Washington courts also recognize  “de facto parentage,” giving parental rights to a non-parent who, with the consent of the legal parent, and sharing the same household, has committed to a permanent parental role long enough to bond with the child and establish a parental relationship.

Legal Rights of a Stepparent and Others

With the help of an attorney, any person can explore the possibility of establishing rights under Oregon and Washington law. If they have established a personal relationship of “interaction, companionship, interplay and mutuality” with the child which has lasted continuously for a year or more, they may be able to assert visitation rights. If they have provided for the child’s physical needs and for the child’s psychological needs for parenting continuously and recently in such a relationship, they may be able to assert custody rights.

A step-parent who is divorcing the child’s legal parent has additional rights within the dissolution proceeding. The court will determine whether the proven facts allow the court to overrule the choices of a legal parent, and if so, who should be awarded responsibility for the child’s custody, and what visitation with others will be best for the child. These cases should be discussed and prepared with the help of a family law attorney who is familiar with the law.

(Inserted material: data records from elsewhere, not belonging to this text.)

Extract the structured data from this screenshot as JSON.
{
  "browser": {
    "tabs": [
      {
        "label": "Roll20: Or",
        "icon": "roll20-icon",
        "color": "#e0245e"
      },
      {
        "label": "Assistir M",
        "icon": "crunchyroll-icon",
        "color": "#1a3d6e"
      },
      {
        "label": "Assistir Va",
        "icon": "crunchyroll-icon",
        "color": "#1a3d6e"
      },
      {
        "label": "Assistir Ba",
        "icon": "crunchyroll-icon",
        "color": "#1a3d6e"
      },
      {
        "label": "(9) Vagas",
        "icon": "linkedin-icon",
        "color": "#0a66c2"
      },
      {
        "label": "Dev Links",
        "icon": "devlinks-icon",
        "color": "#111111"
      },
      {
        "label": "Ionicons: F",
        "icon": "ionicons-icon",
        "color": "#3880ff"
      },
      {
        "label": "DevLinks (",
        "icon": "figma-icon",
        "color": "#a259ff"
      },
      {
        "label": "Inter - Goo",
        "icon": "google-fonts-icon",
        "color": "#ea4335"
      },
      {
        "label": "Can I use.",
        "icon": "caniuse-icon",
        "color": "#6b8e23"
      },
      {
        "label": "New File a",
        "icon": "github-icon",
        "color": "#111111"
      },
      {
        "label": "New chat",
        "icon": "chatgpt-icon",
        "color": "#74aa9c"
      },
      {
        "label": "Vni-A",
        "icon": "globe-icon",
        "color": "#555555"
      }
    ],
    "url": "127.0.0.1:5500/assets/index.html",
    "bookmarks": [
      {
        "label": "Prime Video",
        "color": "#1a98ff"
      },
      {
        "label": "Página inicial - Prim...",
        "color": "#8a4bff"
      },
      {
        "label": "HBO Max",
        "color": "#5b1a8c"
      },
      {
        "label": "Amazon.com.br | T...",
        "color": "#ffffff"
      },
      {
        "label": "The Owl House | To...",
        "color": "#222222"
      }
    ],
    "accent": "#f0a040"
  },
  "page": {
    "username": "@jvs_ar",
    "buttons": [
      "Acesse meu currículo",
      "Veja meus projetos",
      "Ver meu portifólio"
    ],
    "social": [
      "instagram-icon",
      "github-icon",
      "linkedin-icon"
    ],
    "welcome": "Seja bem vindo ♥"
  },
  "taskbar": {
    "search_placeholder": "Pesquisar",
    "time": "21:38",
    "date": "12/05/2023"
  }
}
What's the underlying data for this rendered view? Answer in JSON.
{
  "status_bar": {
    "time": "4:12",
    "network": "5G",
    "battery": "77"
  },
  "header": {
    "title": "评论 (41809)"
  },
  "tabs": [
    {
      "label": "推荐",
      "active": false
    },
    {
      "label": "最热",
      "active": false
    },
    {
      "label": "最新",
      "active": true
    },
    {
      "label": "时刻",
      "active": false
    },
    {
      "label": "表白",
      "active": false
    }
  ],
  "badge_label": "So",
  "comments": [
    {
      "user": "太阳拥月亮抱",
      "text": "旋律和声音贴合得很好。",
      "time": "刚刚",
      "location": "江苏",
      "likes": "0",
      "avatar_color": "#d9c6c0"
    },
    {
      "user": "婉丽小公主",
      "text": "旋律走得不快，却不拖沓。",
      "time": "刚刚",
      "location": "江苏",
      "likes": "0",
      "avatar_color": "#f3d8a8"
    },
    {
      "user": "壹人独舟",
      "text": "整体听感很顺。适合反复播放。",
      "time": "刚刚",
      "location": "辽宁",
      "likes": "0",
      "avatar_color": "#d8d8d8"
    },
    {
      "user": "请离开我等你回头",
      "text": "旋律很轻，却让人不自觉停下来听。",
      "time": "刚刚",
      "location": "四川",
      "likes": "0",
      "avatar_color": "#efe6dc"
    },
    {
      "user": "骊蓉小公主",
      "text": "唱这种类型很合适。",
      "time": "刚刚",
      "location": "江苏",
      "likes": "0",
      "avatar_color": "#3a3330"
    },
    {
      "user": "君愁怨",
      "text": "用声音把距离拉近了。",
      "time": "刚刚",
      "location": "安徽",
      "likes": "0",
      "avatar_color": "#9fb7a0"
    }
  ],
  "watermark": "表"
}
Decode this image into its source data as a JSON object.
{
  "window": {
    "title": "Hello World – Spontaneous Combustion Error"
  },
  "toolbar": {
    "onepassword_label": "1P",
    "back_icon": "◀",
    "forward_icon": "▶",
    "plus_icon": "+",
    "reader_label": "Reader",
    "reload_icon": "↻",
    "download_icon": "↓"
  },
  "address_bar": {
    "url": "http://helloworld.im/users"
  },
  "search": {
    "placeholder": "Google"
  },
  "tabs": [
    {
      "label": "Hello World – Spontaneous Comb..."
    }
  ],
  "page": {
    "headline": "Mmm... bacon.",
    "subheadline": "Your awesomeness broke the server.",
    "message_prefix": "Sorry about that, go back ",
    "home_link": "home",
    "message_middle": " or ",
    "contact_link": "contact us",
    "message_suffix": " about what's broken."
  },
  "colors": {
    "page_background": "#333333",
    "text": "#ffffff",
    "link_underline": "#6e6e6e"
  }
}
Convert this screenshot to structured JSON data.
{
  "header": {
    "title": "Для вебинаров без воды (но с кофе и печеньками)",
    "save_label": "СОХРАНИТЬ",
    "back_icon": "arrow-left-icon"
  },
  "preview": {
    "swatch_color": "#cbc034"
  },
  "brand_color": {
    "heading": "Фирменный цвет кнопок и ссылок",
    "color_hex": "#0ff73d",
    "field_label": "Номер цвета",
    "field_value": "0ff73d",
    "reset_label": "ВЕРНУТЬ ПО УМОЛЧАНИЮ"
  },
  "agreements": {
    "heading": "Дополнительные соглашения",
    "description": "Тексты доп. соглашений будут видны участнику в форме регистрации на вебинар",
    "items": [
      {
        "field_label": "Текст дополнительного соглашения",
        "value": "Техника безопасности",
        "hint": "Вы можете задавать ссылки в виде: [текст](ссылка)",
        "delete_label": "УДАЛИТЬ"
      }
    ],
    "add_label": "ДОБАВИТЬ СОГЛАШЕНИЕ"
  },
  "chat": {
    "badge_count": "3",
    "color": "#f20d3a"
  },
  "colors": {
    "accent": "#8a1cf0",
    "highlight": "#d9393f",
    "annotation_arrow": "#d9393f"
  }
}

Contact us today.

Gevurtz Menashe family and juvenile law attorneys have been helping clients navigate child visitation and guardianship issues for over 30 years. Additionally, our experienced estate planning attorneys can help with estate planning adjustments should you become a legal guardian or, after the child turns 18, whether an adult guardianship is necessary or appropriate. If you are interested in learning more, call us today at 503-227-1515 in Portland, at 360-823-0410 in Vancouver or schedule a consult online.

Call our Portland, OR offices at: 503-227-1515
and our Vancouver, WA office at 360-823-0410
or contact us to request a consultation.